number. It is best to use 35 mm, black and white, slow-speed film (about 100 ASA). Black and white photographs do
not fade as quickly as color photographs, and the slow-speed film usually provides a sharper image.
Once all gravestones and features are recorded, define your goals. Do you want to restore the cemetery completely, and
if so, to what period? Do you want to preserve the cemetery by cleaning up the grounds and resetting the gravestones?
The following are definitions of treatments that may be considered for historic properties:
I Stabilization: Reestablishing the structural stability of an unsafe or deteriorated cemetery while maintaining its
I Preservation: Sustaining the existing form, integrity and material of a cemetery.
I Restoration: Accurately recovering the form and details of a cemetery and its setting as it appeared at a particular
period of time.

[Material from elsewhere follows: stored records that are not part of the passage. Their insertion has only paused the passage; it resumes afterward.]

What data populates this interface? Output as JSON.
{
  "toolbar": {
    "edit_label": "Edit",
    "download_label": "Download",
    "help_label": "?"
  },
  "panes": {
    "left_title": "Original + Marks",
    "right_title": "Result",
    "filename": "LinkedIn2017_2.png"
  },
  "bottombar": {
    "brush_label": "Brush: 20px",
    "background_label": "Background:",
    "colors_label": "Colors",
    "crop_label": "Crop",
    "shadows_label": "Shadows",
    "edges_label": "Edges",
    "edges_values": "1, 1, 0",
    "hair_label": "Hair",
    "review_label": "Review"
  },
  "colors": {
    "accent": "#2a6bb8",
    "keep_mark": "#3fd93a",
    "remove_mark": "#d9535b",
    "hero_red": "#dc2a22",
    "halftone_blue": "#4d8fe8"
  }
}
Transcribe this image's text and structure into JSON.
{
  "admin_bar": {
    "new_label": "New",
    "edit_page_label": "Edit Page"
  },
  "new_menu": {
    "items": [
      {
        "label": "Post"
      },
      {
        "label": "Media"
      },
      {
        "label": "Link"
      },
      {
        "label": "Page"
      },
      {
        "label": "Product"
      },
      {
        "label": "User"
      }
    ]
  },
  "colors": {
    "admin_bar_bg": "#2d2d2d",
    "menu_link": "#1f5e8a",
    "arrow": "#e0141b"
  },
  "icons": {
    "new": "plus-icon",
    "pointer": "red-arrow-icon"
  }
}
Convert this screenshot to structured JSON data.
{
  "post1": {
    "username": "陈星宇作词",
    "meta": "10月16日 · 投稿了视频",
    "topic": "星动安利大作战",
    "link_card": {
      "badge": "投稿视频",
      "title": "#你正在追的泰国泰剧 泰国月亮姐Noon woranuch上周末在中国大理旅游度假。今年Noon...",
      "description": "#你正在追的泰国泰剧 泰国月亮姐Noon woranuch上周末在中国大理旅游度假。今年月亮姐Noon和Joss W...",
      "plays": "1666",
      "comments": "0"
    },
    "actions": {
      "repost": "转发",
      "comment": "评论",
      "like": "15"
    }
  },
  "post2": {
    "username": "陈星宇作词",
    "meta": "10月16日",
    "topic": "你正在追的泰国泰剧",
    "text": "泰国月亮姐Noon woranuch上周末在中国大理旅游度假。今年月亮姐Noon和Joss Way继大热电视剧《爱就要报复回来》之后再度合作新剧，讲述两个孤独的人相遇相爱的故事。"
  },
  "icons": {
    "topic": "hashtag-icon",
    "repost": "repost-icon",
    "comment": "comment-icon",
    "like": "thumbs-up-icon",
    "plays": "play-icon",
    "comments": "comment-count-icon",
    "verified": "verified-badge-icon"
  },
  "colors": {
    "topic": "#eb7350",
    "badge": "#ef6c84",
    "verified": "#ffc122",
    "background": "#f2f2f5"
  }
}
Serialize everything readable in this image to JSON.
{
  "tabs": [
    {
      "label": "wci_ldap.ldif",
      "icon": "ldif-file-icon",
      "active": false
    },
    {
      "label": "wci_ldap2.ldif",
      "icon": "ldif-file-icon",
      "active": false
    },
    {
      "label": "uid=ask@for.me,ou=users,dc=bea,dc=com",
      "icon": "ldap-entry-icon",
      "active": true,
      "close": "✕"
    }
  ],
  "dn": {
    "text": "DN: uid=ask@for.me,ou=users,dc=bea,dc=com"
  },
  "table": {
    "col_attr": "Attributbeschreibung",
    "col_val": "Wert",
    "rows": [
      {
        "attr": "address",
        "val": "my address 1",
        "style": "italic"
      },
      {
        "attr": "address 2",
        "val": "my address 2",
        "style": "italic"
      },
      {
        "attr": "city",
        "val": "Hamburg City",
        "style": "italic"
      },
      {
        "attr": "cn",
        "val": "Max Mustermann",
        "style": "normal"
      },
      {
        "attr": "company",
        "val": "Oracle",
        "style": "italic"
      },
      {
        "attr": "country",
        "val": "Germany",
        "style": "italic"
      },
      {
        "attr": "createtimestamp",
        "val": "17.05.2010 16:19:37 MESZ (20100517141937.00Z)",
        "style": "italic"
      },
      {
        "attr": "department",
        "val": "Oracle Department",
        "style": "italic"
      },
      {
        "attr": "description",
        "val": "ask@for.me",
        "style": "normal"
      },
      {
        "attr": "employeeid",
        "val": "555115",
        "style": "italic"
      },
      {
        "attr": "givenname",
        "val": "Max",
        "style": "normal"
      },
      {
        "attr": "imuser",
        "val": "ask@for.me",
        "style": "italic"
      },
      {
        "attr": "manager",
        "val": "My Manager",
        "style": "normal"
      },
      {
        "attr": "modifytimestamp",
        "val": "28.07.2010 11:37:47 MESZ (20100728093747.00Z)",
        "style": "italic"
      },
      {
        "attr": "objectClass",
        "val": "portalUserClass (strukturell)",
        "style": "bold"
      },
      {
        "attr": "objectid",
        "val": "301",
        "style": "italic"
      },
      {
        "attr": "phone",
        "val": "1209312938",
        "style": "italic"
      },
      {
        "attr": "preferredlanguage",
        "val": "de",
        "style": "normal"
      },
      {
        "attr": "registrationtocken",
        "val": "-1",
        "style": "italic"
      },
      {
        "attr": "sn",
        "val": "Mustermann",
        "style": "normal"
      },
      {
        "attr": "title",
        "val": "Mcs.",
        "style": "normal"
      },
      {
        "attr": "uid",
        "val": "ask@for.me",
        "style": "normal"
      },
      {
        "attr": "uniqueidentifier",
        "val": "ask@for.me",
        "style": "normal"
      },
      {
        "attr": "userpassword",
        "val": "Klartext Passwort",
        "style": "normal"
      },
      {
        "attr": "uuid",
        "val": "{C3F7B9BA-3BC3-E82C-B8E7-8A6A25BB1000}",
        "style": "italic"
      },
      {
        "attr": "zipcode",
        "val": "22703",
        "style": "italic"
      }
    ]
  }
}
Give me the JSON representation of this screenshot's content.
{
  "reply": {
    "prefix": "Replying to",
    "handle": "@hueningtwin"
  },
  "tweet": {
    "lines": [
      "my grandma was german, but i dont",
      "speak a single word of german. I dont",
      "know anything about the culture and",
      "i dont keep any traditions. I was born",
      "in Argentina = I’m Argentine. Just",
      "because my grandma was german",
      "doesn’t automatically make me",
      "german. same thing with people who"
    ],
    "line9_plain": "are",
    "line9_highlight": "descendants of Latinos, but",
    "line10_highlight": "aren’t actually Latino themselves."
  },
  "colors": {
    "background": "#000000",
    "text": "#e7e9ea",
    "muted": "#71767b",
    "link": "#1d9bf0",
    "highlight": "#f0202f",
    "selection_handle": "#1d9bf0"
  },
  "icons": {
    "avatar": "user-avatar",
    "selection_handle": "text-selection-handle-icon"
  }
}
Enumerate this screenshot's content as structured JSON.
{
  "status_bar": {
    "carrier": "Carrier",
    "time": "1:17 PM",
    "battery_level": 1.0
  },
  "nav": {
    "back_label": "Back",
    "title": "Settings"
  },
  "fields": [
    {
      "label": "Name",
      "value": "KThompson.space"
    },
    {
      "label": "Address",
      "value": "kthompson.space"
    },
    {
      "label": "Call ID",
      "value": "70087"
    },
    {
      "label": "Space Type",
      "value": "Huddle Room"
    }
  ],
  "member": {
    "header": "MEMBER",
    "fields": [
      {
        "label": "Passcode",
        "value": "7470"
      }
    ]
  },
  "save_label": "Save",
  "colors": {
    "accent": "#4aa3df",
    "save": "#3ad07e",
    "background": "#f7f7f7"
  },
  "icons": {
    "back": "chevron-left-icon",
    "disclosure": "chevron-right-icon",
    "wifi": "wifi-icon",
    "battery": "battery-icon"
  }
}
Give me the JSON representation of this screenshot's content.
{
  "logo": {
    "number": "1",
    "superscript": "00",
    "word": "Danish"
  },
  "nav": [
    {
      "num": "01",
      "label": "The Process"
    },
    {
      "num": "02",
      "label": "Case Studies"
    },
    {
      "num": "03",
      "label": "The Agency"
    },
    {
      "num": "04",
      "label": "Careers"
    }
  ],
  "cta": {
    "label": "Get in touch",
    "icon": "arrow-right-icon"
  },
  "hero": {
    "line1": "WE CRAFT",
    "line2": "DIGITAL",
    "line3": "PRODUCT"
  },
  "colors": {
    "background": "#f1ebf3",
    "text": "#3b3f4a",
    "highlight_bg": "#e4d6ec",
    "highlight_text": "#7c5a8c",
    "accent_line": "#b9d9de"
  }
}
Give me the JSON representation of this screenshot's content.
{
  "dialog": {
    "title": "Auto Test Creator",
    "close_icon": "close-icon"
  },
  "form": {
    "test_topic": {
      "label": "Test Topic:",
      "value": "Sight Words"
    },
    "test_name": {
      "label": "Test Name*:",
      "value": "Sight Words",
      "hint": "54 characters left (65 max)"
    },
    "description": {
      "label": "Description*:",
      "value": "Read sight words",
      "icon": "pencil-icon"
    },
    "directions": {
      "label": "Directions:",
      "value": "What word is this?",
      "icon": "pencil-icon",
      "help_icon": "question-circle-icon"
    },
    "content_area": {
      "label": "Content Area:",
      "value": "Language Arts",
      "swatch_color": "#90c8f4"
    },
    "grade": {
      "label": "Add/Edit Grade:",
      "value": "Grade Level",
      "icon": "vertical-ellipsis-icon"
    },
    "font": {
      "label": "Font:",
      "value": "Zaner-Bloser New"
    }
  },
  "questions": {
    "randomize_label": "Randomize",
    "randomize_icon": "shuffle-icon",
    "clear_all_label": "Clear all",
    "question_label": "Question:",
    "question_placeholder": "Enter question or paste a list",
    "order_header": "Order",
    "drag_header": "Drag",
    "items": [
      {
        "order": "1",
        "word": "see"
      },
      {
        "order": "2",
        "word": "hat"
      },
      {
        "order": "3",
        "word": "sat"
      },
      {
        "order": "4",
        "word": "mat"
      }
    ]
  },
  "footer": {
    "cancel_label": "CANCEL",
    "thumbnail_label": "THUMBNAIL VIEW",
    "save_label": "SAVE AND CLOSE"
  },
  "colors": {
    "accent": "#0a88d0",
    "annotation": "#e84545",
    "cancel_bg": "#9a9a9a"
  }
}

Regardless of the approach, here are recommended guidelines:
1. Identify all features, materials, spaces and spatial relationships that are important in defining the historic character
of the cemetery. Features can include gravestones, sculpture, curbing, fences, walks, roads, lights, benches, fountains,
pools, land forms (terracing, berms, grading) and vegetation (trees, shrubs, other historic plant material).
2. Preserve distinguishing original qualities that reflect the integrity of the cemetery. Avoid removing or altering any
historic material or distinctive landscape feature.
3. Recognize that landscape features are products of their own time. Alterations which have no historic basis and which
seek to create an earlier appearance should be discouraged.
4. Recognize that changes over time are evidence of the history and development of the cemetery. These changes may
have acquired significance in their own right, and this significance should be respected.
5. Repair, rather than replace, deteriorated cemetery features when feasible. If replacement is necessary, match the
material being replaced with similar composition, design, color, texture and other visual qualities. Replacement of missing
features should be substantiated by historical, physical or pictorial evidence rather than by relying on conjectural
designs or on elements copied from other cemeteries.
6. Use the gentlest means possible to clean the surfaces of features in the cemetery. Avoid sandblasting and other
cleaning methods that will damage historic materials.
7. Plan new construction so it will not destroy the historic character of the site. Differentiate new elements from the old,
but ensure they are compatible with the general massing, size and scale in order to protect the historic integrity.
8. Make every reasonable effort to protect and preserve archeological resources, including graves, affected by or
adjacent to any proposed work.
DEVELOP A SCOPE OF WORK
Once the goals have been established, developing the scope of work is the next step.
1. Define the work to be accomplished, determine if the work should be phased and establish a time frame.
2. Estimate the cost of each phase.
3. Determine if professionals will be required (historic architect, object conservator and/or landscape architect).
4. Establish the number of volunteers needed to accomplish certain tasks.
In this way, everyone associated with the project will know how long it will take, what the anticipated results of each
phase will be and what the final product will accomplish.
DEVELOP A MAINTENANCE PLAN
It is very important that a maintenance plan is developed to determine when and how certain tasks need to be
accomplished. This should include regular inspections of the monuments, walls and fences, and include guidelines for
care of vegetation (i.e. mowing, trimming around stones and pruning).
For more information, visit www.thc.state.tx.us or contact:
Texas Historical Commission
History Programs Division
P.O. Box 12276
Austin, TX 78711-2276